For many, a traditional in-person advisor is outside of their budget. That is why an online planning service can manage your investments for less.
The funny part is, some traditional advisors are now actually using robo-advisors themselves. The B2B business for robo advisor is thriving.
The robo-advisor revolution has changed the landscape. There are more choices and, importantly, the cost for investment management has gone down significantly.
Here’s is a little summary of what to consider when choosing between a robo-advisor and a human financial advisor:
The choice depends entirely on what kind of help you need.
If you need someone that can help you with all things finance from planning to build a new home to quitting your job etc… then a human advisor is the way to go. Another reason to opt for a financial planner would be to if your investments are extremely diversified and impossible to manage under the umbrella of one online platform. Just know that you will have to pay a ton of money in fees.
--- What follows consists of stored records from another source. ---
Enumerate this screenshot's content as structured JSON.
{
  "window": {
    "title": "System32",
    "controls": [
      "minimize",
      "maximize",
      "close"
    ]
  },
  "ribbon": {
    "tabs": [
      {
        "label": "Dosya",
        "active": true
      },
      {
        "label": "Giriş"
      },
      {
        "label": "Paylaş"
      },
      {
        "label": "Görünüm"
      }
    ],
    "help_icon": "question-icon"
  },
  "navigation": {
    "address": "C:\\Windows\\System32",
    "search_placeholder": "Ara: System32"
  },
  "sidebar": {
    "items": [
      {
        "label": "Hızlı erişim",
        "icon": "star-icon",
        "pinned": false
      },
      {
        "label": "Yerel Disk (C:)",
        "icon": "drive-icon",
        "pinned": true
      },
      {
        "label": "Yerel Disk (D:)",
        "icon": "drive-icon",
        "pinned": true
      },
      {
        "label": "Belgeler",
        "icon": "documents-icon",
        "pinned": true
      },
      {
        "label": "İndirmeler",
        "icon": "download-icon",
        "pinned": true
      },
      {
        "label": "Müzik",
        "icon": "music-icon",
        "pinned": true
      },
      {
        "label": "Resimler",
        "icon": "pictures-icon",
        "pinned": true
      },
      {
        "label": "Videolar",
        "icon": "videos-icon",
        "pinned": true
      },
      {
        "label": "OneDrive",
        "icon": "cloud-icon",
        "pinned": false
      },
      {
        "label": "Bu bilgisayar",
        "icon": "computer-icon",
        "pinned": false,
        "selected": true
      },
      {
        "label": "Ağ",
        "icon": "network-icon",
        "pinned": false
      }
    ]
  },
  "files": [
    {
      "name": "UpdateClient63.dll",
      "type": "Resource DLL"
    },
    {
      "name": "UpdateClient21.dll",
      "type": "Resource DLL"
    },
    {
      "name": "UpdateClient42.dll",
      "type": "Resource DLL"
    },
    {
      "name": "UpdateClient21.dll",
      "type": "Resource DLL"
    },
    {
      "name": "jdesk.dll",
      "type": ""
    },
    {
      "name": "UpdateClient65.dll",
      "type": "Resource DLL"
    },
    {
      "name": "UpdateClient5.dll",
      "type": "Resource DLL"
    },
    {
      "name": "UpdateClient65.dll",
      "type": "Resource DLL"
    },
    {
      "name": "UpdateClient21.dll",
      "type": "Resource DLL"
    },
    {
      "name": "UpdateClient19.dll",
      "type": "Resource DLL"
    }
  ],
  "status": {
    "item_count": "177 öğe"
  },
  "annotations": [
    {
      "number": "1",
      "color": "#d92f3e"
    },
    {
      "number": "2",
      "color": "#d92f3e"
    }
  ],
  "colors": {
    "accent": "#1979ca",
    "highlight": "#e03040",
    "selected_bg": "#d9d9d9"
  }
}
A robo-advisor is better for a hands-off approach and the fees are a lot lower. It is not fair however, to speak of robo advisors in such general terms. There are different services for different needs. M1 Finance for example is a platform that encourages you to learn about the different options. It allows for a ton of customization and can not in the least be considered a “hands-off tool”.
When making your final decision, please also keep in mind, especially if you’re just starting out, that you can set up the service of a robo-advisor first and then hire an advisor later once you are truly in need of sophisticated financial planning.
Use the following Quiz and find out which robo advisor is best for you.
If you have any questions, please comment below.
Michael is a senior writer at The Robo Investor. He earned his master’s at the Craig Newmark School of Journalism at CUNY, and is currently taking CFP courses at the University of Scranton. He has been an avid finance enthusiast ever since he started investing at the age of 23. Meet the Team